Samples: Although small samples have been made available to some commercial labs and university research programs, there is still a need to assess the safety of the high-nervonic acid oil for routine human and animal consumption. The researchers anticipate the new oil will be available for use by the pharmaceutical/ nutraceutical/ nutritional supplement industries within five years.

Contact: David C. Taylor, senior research officer (David.Taylor@nrc-cnrc.gc.ca ).

National Research Council of Canada, Plant Biotechnology Institute, Saskatoon, Saskatchewan, Canada

What: Increased phytosterol content in canola (Brassica napus, canola line DH12075).

How: Genetic modification (using a gene from Arabidopsis thaliana).

When: Seed is expected to be available in five to seven years, with oil available for use by the food industry in five to 10 years.

Benefits: The effectiveness of phytosterols in lowering low-density lipoprotein cholesterol in humans has been established by medical research. Phytosterol-containing foods with therapeutic claims have been approved by the FDA and are now available in the marketplace. "Our objective is to broaden the health benefits of the canola oil, and help to generate added value to producers and processors," researcher Jitao Zou says.

Samples: Samples should be available for evaluation in a year.

Contact: Jitao Zou (Jitao.zou@nrc-cnrc.gc.ca ).

Viterra Inc., Saskatoon, Saskatchewan, Canada

What: (i) XCEEDTM canola-canola-quality Brassica juncea with the Clearfield® production system and (ii) high-stability B. juncea.

How: Conventional plant breeding was used, including mutagenesis, for both varieties. (i) Oriental mustard (B. juncea) was converted to XCEED canola by reducing the erucic acid and glucosinolate content and raising the oleic content to be equal to those found in canola from B. napus. These changes were made by exploiting rare fatty acid variations within B. juncea and interspecific crossing with B. rapa to reduce the glucosinolate content. Clearfield technology provides resistance to imidazolinone herbicides. This trait was created by interspecific crossing with B. napus and mutagenesis. (ii) High-stability XCEED canola has a high oleic acid content and reduced polyunsaturated fatty acid content. Mutagenesis has been used to create this trait. All production is classed as nongenetically modified in international markets.
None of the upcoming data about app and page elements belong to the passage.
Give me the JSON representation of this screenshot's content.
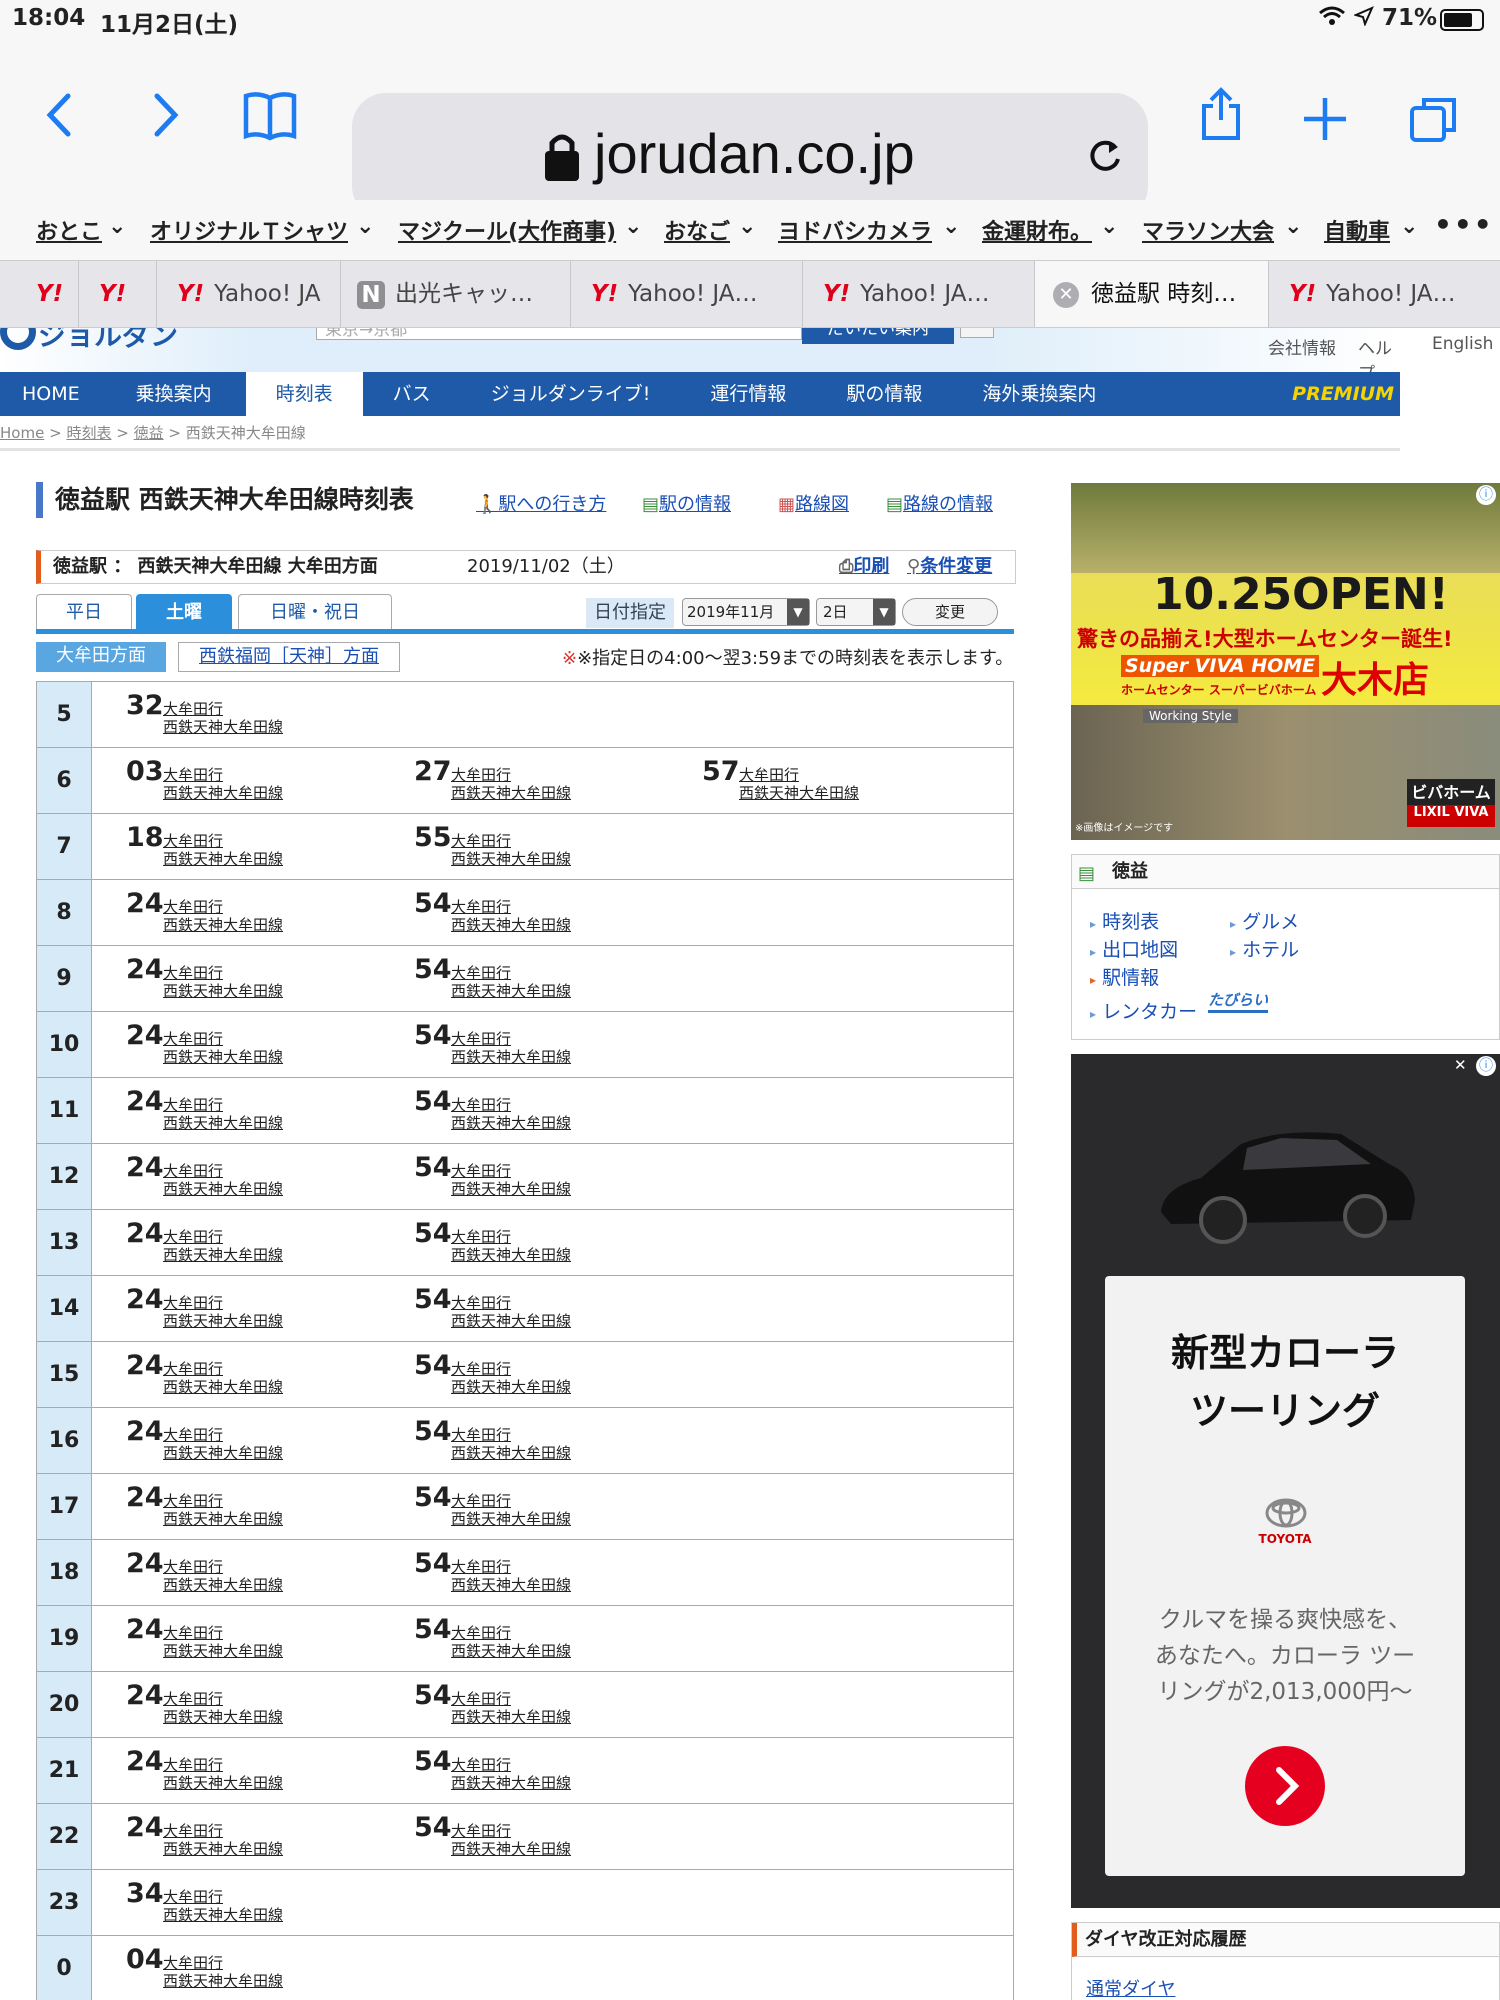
{
  "status": {
    "time": "18:04",
    "date": "11月2日(土)",
    "battery": "71%"
  },
  "browser": {
    "domain": "jorudan.co.jp"
  },
  "bookmarks": [
    "おとこ",
    "オリジナルＴシャツ",
    "マジクール(大作商事)",
    "おなご",
    "ヨドバシカメラ",
    "金運財布。",
    "マラソン大会",
    "自動車"
  ],
  "tabs": [
    {
      "label": "Yahoo! JA",
      "icon": "yahoo"
    },
    {
      "label": "出光キャッ…",
      "icon": "n"
    },
    {
      "label": "Yahoo! JA…",
      "icon": "yahoo"
    },
    {
      "label": "Yahoo! JA…",
      "icon": "yahoo"
    },
    {
      "label": "徳益駅 時刻…",
      "icon": "close",
      "active": true
    },
    {
      "label": "Yahoo! JA…",
      "icon": "yahoo"
    }
  ],
  "header": {
    "logo": "ジョルダン",
    "search_placeholder": "東京→京都",
    "search_button": "だいたい案内",
    "help_q": "?",
    "links": [
      "会社情報",
      "ヘルプ",
      "English"
    ]
  },
  "nav": [
    "HOME",
    "乗換案内",
    "時刻表",
    "バス",
    "ジョルダンライブ!",
    "運行情報",
    "駅の情報",
    "海外乗換案内"
  ],
  "nav_active": "時刻表",
  "premium": "PREMIUM",
  "breadcrumb": {
    "home": "Home",
    "sep": ">",
    "timetable": "時刻表",
    "station": "徳益",
    "line": "西鉄天神大牟田線"
  },
  "title": "徳益駅 西鉄天神大牟田線時刻表",
  "title_links": [
    "駅への行き方",
    "駅の情報",
    "路線図",
    "路線の情報"
  ],
  "subheader": {
    "label": "徳益駅 ： 西鉄天神大牟田線 大牟田方面",
    "date": "2019/11/02（土）",
    "print": "印刷",
    "change": "条件変更"
  },
  "day_tabs": [
    "平日",
    "土曜",
    "日曜・祝日"
  ],
  "day_active": "土曜",
  "date_select": {
    "label": "日付指定",
    "month": "2019年11月",
    "day": "2日",
    "button": "変更"
  },
  "dir_tabs": [
    "大牟田方面",
    "西鉄福岡［天神］方面"
  ],
  "note": "※指定日の4:00～翌3:59までの時刻表を表示します。",
  "dest": "大牟田行",
  "line_name": "西鉄天神大牟田線",
  "timetable": [
    {
      "hour": "5",
      "mins": [
        "32"
      ]
    },
    {
      "hour": "6",
      "mins": [
        "03",
        "27",
        "57"
      ]
    },
    {
      "hour": "7",
      "mins": [
        "18",
        "55"
      ]
    },
    {
      "hour": "8",
      "mins": [
        "24",
        "54"
      ]
    },
    {
      "hour": "9",
      "mins": [
        "24",
        "54"
      ]
    },
    {
      "hour": "10",
      "mins": [
        "24",
        "54"
      ]
    },
    {
      "hour": "11",
      "mins": [
        "24",
        "54"
      ]
    },
    {
      "hour": "12",
      "mins": [
        "24",
        "54"
      ]
    },
    {
      "hour": "13",
      "mins": [
        "24",
        "54"
      ]
    },
    {
      "hour": "14",
      "mins": [
        "24",
        "54"
      ]
    },
    {
      "hour": "15",
      "mins": [
        "24",
        "54"
      ]
    },
    {
      "hour": "16",
      "mins": [
        "24",
        "54"
      ]
    },
    {
      "hour": "17",
      "mins": [
        "24",
        "54"
      ]
    },
    {
      "hour": "18",
      "mins": [
        "24",
        "54"
      ]
    },
    {
      "hour": "19",
      "mins": [
        "24",
        "54"
      ]
    },
    {
      "hour": "20",
      "mins": [
        "24",
        "54"
      ]
    },
    {
      "hour": "21",
      "mins": [
        "24",
        "54"
      ]
    },
    {
      "hour": "22",
      "mins": [
        "24",
        "54"
      ]
    },
    {
      "hour": "23",
      "mins": [
        "34"
      ]
    },
    {
      "hour": "0",
      "mins": [
        "04"
      ]
    }
  ],
  "ad1": {
    "headline": "10.25OPEN!",
    "sub": "驚きの品揃え!大型ホームセンター誕生!",
    "brand": "Super VIVA HOME",
    "brand_kana": "ホームセンター スーパービバホーム",
    "store": "大木店",
    "working": "Working Style",
    "logo": "ビバホーム",
    "logo2": "LIXIL VIVA",
    "note": "※画像はイメージです"
  },
  "station_box": {
    "title": "徳益",
    "links": [
      "時刻表",
      "グルメ",
      "出口地図",
      "ホテル",
      "駅情報",
      "レンタカー"
    ],
    "tabirai": "たびらい"
  },
  "ad2": {
    "title1": "新型カローラ",
    "title2": "ツーリング",
    "brand": "TOYOTA",
    "body": [
      "クルマを操る爽快感を、",
      "あなたへ。カローラ ツー",
      "リングが2,013,000円〜"
    ]
  },
  "revision": {
    "title": "ダイヤ改正対応履歴",
    "link": "通常ダイヤ"
  }
}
Benefits: (i) XCEED canola has greater heat, drought, and frost tolerance than other canola cultivars, which expands and stabilizes canola production and therefore the supply of canola oil. XCEED canola has low seed chlorophyll content, which reduces the cost of refining. XCEED canola protein has been found to be suitable for food applications. The seed has a yellow seed coat with low fiber content, which provides a high-quality meal with good protein digestibility. (ii) High-stability oil will not oxidize as quickly as traditional canola, which reduces the need for hydrogenation and thereby reduces trans-fat content in the oil.

Product  (i) In test crushes conducted on canola-quality B.

summary: juncea, the US Food and Drug Administration (FDA) and Health Canada found that the oil produced was equivalent to canola oil from B. napus and B. rapa. Likewise, the FDA and the Canadian Food Inspection Agency says the meal was acceptable as canola meal. Subsequent studies conducted by the Canola Council of Canada have shown that the meal has good palatability and superior protein digestibility. ( ii) High-stability B. juncea has not yet been fully evaluated. However, conventional canola-quality B. juncea oil has been found to have good oxidative stability in comparison with conventional canola oil from B. napus (Journal of the American Oil Chemists' Society 85:693-699, 2008).

When:  (i) XCEED canola will be in commercial production in Canada and Australia in 2009. It will be available in the USA in 2010. (ii) High-stability B. juncea varieties are still in the development stage. It will likely be five years before high stability B. juncea varieties are commercially available.

Samples: XCEED samples are available for evaluation. High-stability B. juncea samples should be available in 2012.

Contact: Derek Potts (Derek.Potts@Viterra.ca ).

Catherine Watkins is associate editor of inform. She can be reached at cwatkins@aocs.org

better food start with a better seed

A field of Xceed canola in Canada. Courtesy of Viterra Inc.